▶ [Aim of the exercise] Determine the number of lines in these entries that hold the word "true". Give the number and nothing more.
BEGIN Dataset content
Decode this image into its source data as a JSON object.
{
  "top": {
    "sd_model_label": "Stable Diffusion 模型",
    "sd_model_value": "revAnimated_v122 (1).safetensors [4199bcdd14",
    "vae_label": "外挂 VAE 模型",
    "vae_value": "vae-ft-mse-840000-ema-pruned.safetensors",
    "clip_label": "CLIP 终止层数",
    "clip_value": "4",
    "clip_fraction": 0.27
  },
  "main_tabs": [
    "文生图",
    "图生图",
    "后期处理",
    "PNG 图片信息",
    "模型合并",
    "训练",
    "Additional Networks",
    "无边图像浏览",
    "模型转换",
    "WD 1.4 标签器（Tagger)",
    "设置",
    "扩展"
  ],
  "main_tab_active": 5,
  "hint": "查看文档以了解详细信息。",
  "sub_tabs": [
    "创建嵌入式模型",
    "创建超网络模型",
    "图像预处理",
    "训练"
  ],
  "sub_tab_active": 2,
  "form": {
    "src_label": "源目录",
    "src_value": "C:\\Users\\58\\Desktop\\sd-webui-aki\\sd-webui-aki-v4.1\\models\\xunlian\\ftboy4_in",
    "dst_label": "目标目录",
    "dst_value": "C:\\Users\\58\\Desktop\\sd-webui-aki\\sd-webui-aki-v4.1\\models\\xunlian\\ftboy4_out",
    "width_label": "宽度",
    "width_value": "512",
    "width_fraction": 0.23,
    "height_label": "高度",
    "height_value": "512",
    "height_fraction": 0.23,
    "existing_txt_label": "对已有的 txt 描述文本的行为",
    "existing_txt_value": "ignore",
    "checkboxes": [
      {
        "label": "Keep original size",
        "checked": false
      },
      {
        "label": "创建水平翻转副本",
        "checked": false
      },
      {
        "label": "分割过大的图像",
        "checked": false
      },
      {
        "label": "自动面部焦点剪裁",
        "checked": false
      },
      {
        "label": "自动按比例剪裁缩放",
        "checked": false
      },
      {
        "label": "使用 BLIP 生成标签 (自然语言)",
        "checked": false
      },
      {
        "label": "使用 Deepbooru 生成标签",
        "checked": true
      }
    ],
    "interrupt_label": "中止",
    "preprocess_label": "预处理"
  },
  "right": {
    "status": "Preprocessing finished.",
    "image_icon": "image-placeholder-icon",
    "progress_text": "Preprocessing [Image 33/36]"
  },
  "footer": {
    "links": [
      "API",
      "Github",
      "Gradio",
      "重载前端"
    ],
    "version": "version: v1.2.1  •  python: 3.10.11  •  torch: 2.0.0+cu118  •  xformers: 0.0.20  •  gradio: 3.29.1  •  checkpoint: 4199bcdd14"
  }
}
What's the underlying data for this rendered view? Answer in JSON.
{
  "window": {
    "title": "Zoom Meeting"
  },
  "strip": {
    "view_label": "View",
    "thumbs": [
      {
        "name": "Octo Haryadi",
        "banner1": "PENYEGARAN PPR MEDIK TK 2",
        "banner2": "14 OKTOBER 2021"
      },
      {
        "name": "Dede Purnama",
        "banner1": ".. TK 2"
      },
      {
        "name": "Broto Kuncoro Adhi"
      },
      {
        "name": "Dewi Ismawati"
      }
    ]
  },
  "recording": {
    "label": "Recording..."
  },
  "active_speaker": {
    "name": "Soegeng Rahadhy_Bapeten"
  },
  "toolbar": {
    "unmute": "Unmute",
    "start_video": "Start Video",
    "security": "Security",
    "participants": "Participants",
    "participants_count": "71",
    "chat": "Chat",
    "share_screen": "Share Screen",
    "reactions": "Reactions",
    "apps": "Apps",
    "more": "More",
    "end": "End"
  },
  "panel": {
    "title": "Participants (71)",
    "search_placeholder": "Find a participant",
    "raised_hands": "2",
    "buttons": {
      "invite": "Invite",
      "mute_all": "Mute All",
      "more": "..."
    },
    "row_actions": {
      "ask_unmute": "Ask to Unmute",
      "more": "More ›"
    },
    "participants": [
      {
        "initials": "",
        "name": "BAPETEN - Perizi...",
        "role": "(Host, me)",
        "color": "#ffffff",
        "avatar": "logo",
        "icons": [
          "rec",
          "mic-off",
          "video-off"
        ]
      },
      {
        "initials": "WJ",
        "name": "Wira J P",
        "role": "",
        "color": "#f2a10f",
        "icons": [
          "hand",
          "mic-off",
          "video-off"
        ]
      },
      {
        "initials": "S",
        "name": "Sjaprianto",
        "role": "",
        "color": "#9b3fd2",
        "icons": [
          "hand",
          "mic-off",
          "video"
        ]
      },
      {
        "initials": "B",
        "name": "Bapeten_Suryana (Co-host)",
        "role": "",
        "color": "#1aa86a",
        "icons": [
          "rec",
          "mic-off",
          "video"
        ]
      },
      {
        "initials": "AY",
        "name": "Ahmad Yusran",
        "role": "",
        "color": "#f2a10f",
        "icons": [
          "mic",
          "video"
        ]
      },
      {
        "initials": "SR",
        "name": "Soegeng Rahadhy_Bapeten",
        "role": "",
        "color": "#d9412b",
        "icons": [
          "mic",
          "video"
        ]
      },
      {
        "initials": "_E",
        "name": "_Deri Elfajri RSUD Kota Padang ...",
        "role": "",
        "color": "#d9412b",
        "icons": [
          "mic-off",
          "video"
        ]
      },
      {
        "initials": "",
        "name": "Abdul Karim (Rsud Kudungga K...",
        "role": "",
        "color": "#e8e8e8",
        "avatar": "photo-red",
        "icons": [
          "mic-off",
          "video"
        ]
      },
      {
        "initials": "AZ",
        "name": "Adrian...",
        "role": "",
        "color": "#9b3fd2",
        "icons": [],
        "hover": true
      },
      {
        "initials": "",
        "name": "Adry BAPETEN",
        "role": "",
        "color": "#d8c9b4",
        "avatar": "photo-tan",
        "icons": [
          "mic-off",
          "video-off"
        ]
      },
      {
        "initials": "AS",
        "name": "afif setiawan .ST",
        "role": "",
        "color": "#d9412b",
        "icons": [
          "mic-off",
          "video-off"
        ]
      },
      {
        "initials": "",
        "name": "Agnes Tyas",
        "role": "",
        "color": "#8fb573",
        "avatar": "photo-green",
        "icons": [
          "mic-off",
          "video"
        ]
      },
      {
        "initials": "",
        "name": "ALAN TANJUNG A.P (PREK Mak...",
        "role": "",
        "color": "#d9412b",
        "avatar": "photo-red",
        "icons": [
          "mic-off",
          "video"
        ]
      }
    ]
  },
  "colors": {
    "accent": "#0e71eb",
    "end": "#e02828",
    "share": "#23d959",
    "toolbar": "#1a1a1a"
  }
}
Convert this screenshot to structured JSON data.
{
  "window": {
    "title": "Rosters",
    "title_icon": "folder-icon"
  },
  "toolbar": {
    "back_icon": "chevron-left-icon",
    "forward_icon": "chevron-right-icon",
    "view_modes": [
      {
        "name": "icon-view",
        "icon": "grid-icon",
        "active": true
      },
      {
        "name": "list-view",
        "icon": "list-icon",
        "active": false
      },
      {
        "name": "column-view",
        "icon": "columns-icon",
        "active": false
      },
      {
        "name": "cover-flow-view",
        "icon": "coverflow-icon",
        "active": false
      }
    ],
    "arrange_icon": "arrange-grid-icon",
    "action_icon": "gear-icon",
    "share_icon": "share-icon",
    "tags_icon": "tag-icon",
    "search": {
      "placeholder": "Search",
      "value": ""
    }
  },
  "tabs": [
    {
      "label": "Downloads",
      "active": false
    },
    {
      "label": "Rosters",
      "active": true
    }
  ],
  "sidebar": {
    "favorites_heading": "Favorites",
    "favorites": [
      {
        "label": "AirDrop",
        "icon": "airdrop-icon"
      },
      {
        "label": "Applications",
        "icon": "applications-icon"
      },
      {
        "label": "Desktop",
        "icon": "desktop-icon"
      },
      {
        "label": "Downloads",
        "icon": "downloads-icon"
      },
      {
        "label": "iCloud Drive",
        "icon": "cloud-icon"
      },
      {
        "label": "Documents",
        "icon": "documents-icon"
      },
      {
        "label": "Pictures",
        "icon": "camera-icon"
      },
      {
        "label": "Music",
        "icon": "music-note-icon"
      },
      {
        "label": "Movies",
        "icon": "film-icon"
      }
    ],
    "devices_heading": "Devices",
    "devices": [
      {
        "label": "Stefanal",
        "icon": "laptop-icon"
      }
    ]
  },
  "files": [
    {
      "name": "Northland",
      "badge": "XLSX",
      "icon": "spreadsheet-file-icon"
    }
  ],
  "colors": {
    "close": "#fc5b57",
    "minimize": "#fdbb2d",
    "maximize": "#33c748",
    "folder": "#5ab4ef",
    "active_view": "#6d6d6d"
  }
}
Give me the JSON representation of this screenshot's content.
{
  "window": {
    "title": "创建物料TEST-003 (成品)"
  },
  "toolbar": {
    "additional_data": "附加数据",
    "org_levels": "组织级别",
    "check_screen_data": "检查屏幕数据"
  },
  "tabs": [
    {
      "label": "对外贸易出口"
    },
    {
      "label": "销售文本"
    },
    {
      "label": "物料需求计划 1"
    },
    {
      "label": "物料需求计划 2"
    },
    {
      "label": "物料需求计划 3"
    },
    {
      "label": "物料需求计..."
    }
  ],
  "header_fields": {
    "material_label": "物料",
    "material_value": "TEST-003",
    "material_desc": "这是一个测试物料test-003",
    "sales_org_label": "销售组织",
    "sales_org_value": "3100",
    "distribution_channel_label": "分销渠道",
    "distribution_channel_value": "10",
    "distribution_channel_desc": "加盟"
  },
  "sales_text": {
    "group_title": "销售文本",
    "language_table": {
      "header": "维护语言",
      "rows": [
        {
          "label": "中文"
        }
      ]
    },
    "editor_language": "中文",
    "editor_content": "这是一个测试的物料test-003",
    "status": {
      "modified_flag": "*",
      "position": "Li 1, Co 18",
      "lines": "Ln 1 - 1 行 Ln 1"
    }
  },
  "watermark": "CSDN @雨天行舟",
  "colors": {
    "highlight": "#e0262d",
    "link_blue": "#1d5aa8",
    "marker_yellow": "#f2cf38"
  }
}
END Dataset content
▶ [Task answer] 4